This Artist Collects Your Worst Fears and Turns Them Into Something Great

The Fear Project uses art to visually interpret the parts of life that scare us the most, normalizing fear as a part of ourselves.

"The Fear of Debt," featured in our latest print issue.

YES! Illustration by Julie M. Elman.

All illustrations by Julie Elman.

Julie Elman, like many artists, struggles with fear of the blank page. The creative process demands risk-taking, resilience, and messiness. An associate professor of visual communication at Ohio University, Elman understood the expectation to practice what she preached. To move beyond her fear and to explore what she was teaching her students, she conceived the Fear Project.

People submit their fears to the project’s website, and Elman visually interprets them, bringing them to life. Perhaps the most interesting part, aside from the striking visuals, is the resulting effect. The venture brings different fears together on one interface, normalizing and destigmatizing fear as a bad part of everyday life.


The Fear of Wrongful Imprisonment

Though Elman admits that she is no psychologist, she posits that, to a certain degree, sharing and voicing a fear can be validating. And after validation comes solidarity. “I can try to translate the person’s description of a fear into something visual that others can relate to,” she explains.

Psychologist, author, and professor Noam Shpancer says that speaking out about difficult experiences or fears provides a sense of strength, security, and relief. Thus, one scared voice becomes a community of empowered voices. “We tend to find solace in the knowledge that we are not alone in our troubles,” he explains. In psychology, it’s well established that confronting fear is essential in learning to manage it. The Fear Project’s root in the visual only emphasizes this. “Great art articulates for us things about ourselves and our experience that cannot be easily and well expressed otherwise,” Shpancer adds. Like what Elman does: She opens a forum to explore fears among us.

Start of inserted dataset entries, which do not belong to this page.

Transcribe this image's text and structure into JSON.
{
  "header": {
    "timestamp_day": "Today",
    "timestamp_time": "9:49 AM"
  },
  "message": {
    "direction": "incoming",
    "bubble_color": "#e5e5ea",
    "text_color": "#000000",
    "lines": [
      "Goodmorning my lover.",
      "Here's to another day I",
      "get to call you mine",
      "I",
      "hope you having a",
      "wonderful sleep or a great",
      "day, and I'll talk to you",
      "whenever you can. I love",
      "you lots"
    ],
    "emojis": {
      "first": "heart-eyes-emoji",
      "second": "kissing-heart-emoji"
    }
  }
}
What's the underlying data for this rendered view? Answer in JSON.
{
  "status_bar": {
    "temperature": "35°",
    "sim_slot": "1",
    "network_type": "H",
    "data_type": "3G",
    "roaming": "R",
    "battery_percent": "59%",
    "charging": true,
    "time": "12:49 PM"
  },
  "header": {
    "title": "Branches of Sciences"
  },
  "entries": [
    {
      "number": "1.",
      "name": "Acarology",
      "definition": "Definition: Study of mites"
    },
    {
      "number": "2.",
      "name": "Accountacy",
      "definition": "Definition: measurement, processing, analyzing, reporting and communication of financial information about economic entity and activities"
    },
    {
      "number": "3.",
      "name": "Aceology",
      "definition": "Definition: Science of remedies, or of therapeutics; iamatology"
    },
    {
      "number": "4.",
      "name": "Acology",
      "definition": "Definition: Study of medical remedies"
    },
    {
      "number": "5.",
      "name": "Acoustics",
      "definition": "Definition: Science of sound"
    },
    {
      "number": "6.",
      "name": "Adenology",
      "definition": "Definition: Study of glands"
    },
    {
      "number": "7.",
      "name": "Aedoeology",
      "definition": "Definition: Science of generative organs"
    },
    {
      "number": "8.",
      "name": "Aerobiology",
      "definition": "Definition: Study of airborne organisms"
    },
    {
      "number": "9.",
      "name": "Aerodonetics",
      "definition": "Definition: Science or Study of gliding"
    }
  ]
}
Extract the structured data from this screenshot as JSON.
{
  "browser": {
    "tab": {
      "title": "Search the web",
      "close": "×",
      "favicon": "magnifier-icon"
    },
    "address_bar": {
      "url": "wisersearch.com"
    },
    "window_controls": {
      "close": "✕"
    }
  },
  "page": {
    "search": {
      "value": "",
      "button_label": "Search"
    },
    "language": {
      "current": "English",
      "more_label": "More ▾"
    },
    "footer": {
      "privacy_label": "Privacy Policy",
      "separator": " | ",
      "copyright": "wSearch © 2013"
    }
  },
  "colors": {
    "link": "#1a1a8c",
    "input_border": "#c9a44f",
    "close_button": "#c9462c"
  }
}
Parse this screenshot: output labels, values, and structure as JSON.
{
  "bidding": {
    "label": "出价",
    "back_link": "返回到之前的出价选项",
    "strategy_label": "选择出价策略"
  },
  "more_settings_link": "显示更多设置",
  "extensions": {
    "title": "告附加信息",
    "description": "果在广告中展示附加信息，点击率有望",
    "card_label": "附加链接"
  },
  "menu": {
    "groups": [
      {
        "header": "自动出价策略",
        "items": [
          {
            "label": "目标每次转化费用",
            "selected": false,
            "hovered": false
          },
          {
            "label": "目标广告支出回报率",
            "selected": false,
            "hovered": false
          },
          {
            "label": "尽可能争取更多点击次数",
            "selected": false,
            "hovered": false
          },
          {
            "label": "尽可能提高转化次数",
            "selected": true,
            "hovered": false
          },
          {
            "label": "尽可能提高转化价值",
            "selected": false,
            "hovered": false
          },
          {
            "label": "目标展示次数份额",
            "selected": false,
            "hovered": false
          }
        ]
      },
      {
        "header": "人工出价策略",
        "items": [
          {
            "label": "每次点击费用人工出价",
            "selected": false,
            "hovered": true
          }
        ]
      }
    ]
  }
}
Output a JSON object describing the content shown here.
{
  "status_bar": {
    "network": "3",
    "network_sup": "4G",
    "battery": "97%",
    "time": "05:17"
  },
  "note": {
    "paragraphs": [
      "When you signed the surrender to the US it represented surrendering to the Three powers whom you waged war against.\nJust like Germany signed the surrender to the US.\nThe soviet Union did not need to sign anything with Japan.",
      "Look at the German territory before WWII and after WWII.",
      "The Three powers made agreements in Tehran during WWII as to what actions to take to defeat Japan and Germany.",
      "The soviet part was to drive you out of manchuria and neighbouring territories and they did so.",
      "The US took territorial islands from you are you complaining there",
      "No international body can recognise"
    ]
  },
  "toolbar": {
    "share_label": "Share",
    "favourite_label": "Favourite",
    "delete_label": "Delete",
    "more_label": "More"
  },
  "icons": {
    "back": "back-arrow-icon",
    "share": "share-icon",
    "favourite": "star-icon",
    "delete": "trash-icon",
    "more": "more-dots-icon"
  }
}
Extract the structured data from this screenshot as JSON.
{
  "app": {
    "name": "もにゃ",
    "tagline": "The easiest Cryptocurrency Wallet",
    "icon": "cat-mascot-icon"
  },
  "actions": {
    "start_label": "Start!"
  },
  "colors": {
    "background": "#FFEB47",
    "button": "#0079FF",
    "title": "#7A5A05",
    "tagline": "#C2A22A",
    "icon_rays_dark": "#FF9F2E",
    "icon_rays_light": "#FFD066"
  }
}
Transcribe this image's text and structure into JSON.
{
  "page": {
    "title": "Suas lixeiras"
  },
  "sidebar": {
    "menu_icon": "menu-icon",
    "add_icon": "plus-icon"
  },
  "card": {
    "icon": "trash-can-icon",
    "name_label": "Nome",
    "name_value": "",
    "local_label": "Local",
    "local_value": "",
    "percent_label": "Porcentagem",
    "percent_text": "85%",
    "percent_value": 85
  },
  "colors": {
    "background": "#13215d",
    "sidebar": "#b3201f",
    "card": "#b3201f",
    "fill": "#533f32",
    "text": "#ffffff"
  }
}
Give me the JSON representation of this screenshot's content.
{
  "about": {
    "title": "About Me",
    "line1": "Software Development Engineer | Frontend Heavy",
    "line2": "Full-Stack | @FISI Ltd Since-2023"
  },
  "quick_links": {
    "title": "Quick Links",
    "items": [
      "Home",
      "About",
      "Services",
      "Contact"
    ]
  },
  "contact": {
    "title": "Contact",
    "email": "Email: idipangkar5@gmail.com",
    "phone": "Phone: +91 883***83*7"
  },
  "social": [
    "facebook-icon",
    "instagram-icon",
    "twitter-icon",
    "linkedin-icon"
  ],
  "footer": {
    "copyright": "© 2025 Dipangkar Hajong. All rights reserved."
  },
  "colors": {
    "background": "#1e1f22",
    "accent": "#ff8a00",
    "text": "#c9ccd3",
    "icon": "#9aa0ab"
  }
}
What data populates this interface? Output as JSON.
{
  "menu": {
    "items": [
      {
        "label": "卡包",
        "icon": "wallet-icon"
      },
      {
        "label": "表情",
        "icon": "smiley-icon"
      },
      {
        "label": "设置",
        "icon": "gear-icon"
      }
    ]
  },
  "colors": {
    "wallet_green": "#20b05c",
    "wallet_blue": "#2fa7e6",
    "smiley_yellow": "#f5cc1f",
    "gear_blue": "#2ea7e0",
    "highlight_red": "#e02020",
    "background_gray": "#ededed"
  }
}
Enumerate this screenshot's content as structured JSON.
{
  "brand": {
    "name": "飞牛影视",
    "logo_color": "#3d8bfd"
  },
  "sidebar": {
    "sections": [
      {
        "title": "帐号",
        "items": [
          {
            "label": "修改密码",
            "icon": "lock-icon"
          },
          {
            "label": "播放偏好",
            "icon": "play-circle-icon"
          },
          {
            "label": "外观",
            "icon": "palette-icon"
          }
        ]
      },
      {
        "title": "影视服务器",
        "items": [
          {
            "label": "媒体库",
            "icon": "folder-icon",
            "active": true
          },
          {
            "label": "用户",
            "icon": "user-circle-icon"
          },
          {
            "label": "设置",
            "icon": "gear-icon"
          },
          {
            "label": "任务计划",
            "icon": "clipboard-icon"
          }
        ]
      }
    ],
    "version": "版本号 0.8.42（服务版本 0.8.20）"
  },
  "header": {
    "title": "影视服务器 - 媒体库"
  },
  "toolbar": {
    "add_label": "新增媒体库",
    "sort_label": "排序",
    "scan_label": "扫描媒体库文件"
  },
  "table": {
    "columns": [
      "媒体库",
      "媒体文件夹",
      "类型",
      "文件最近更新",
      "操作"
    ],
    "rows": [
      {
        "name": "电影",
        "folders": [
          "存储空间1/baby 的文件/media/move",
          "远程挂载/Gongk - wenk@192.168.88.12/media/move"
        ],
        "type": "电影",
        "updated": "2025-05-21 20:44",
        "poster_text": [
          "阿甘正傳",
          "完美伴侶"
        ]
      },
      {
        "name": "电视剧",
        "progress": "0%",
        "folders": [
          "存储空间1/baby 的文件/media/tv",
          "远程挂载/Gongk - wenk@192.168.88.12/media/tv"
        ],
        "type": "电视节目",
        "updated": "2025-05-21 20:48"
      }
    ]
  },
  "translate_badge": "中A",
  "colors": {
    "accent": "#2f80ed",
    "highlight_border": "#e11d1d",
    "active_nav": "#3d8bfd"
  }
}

She approaches each submission, each fear, the same way: Don’t overanalyze, just do.

The Fear of Losing Control

Dubbed the “fear collector” by Modern Weekly, Elman describes how what began as an experimental exercise evolved into an ongoing creative undertaking. “It didn’t take me long to get past any fears I had about pumping something out and putting it out there. The good, the bad, and the ugly—I posted them all.” The subsequent pieces range from the fear of moths to the fear of peeing in front of others. She always follows her gut, creating high-impact images through the use of vibrant, screaming color.

The majority of her pieces include passages from actual submissions while others feature what is called “asemic writing.” This kind of illegible, nonspecific writing adds texture and, in Elman’s opinion, captures the very core of that person’s fear. “I imagine what the person might be saying, or shouting, at that time, and I scribble out those words without making them legible. In some way, I think this infuses the spirit of that person, and his or her fear, into the piece I’m creating.” It is this relationship among fear, individual, and artist that drives the project forward, making fear acceptable and tangible.


The Fear of the Unknown

Elman isn’t sure what makes fear so compelling. On a personal level, she says she wants to avoid dwelling in the negative and believes that fear’s universality, in contrast to the lengths we go to conceal it from others, dictates many of our choices. Ironically, still a worrier by nature, Elman understands that finding ways to push through beats the bleak alternative: “Sitting at home, curled up in a ball, avoiding that very thing that scares us most.”

Fear, she says, either cripples or motivates, and the ones we grant control to almost always have the potential to provide us with the most memorable moments.

To see more of Elman’s “Fear Project,” visit her website at